→ **Dataset items**
++++++++
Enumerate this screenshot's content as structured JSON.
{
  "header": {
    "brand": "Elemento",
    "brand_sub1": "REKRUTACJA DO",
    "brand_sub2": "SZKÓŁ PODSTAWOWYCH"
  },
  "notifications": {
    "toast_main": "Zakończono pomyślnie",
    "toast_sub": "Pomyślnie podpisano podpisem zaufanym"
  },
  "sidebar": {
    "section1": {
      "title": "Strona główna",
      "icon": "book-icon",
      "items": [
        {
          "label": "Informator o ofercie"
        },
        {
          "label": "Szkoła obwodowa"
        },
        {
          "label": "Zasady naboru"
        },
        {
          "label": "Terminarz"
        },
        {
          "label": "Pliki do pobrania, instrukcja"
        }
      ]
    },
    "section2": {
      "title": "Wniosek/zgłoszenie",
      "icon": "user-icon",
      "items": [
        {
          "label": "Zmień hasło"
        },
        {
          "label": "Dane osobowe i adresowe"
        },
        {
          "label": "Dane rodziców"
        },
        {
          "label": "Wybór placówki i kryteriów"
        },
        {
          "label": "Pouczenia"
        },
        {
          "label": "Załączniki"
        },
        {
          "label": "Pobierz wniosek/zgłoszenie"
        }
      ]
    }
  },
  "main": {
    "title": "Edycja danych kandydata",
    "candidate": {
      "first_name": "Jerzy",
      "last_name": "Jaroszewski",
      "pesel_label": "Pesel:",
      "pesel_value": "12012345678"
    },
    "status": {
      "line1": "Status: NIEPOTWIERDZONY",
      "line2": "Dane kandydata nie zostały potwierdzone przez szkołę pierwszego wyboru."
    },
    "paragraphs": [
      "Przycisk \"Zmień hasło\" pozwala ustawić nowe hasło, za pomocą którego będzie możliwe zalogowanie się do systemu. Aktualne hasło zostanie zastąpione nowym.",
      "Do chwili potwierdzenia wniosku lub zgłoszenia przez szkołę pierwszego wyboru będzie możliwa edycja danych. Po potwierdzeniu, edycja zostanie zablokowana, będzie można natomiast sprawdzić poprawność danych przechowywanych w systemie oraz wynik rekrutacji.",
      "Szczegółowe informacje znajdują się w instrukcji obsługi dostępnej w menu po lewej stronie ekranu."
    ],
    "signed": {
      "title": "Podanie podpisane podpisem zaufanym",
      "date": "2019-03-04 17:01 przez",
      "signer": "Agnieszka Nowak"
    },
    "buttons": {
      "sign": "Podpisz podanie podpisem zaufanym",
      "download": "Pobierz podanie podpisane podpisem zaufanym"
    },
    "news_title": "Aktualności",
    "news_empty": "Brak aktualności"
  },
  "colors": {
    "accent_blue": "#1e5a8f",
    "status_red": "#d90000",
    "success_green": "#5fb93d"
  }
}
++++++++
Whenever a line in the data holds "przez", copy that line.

      "line2": "Dane kandydata nie zostały potwierdzone przez szkołę pierwszego wyboru."
      "Do chwili potwierdzenia wniosku lub zgłoszenia przez szkołę pierwszego wyboru będzie możliwa edycja danych. Po potwierdzeniu, edycja zostanie zablokowana, będzie można natomiast sprawdzić poprawność danych przechowywanych w systemie oraz wynik rekrutacji.",
      "date": "2019-03-04 17:01 przez",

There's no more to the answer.